Who else is nostalgic for a forgotten tropical hometown, all crumbling pastel buildings, fern-invaded shophouses and dirt roads? Everything’s too hot to move, but we’re easy in our sweat, flesh and smells. Skinny coconut trees promise the muddy sea downtown. Remember the pock-marked sand shifting with thousands of tiny, nervous, translucent-grey crabs? Desultory dogs, stump-tailed cats, sand flies and cows ignore us. It’s foreign and we’re free.

I imagine the train that slices through rainforests and mountain ranges, a long diagonal across the peninsula. An early morning mist lifts over picturesque old women with leggy village chickens as hostages in rattan baskets. Brown-skinned children with bright eyes trot barefoot and wave us off at each station, following the slow train for miles as it too is in the tropics.

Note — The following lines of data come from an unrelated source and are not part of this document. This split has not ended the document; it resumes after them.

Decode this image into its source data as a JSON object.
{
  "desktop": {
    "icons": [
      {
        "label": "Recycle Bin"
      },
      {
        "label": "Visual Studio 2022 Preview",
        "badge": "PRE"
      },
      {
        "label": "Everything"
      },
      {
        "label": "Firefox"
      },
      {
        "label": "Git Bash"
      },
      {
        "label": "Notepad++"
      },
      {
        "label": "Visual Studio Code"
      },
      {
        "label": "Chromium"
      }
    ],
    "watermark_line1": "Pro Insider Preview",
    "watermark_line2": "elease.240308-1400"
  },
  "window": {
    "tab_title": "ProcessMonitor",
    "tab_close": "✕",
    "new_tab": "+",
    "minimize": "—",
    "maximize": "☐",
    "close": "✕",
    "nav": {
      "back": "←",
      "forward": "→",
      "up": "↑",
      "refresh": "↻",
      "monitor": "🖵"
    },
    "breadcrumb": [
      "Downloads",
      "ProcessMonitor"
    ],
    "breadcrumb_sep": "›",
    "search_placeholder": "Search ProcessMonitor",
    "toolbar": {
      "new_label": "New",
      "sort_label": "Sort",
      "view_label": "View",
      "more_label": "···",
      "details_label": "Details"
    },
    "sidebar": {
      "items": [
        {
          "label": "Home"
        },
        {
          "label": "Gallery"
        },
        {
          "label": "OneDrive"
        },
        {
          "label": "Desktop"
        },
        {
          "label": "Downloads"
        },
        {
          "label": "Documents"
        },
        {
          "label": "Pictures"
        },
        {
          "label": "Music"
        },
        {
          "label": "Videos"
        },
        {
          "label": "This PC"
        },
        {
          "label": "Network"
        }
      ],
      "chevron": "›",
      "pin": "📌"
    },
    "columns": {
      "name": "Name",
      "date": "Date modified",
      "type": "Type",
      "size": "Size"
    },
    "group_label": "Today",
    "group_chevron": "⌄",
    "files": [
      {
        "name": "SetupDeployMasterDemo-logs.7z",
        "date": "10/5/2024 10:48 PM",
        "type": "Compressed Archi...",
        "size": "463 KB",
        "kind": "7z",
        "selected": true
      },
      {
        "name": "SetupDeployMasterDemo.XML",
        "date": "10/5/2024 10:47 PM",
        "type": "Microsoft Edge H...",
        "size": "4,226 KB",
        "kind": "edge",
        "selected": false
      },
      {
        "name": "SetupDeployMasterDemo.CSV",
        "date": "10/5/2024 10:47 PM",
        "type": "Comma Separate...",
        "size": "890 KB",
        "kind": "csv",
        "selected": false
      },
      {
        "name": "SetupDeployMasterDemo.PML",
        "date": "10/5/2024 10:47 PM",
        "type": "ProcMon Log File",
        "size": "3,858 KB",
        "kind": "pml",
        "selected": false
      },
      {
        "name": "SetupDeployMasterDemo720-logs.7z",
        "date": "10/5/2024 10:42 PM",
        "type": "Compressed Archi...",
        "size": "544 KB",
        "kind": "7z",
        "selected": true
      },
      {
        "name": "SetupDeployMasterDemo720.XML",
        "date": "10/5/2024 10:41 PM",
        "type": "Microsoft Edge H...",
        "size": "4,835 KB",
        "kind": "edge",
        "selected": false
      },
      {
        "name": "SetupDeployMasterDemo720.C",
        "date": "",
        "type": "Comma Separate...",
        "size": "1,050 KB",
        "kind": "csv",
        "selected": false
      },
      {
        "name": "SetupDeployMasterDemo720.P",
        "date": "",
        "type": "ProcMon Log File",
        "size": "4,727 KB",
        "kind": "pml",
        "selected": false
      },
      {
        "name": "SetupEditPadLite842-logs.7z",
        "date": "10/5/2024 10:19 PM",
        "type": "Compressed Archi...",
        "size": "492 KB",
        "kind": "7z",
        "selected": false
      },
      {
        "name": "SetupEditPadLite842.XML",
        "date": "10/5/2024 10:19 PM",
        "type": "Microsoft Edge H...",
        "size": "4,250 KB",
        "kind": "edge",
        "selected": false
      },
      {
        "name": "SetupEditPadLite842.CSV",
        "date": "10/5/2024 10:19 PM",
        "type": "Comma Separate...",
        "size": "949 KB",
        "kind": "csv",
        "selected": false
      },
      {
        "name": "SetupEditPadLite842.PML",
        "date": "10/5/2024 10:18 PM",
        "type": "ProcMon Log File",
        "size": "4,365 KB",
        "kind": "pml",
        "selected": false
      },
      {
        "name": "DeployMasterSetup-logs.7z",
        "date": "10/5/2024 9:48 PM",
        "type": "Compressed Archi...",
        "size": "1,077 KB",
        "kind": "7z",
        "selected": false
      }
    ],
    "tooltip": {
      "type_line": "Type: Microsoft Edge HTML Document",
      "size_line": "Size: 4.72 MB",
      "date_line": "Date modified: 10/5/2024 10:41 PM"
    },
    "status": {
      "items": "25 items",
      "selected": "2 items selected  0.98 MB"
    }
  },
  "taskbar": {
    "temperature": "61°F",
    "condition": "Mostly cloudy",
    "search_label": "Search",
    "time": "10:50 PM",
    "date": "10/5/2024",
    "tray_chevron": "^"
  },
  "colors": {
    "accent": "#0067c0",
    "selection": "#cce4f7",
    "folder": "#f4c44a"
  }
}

With the invention of trains came the invention of shared time. Our brains didn’t explode from the experience of speed and the universe didn’t buckle when we left our homes.

Buffalo Moan II

On frozen Fire Island

Off the swiveling compass

At the bus-stop at the end of my street,

Under the mango tree

the flat earth is spinning on a stick

I’m on the move again

New friends are always beautiful


 

This is absolutely, categorically, unquestionably, indefinitely

possibly

The wrong way

***

Hobo stands for “homeward bound”.

(c) Oct 6 2013 Vera Chok

Leave a Reply

Please log in using one of these methods to post your comment:

WordPress.com Logo

You are commenting using your WordPress.com account. Log Out / Change )

Twitter picture

You are commenting using your Twitter account. Log Out / Change )

Facebook photo

You are commenting using your Facebook account. Log Out / Change )

Google+ photo

You are commenting using your Google+ account. Log Out / Change )

Connecting to %s

Blog at WordPress.com.

Up ↑

%d bloggers like this: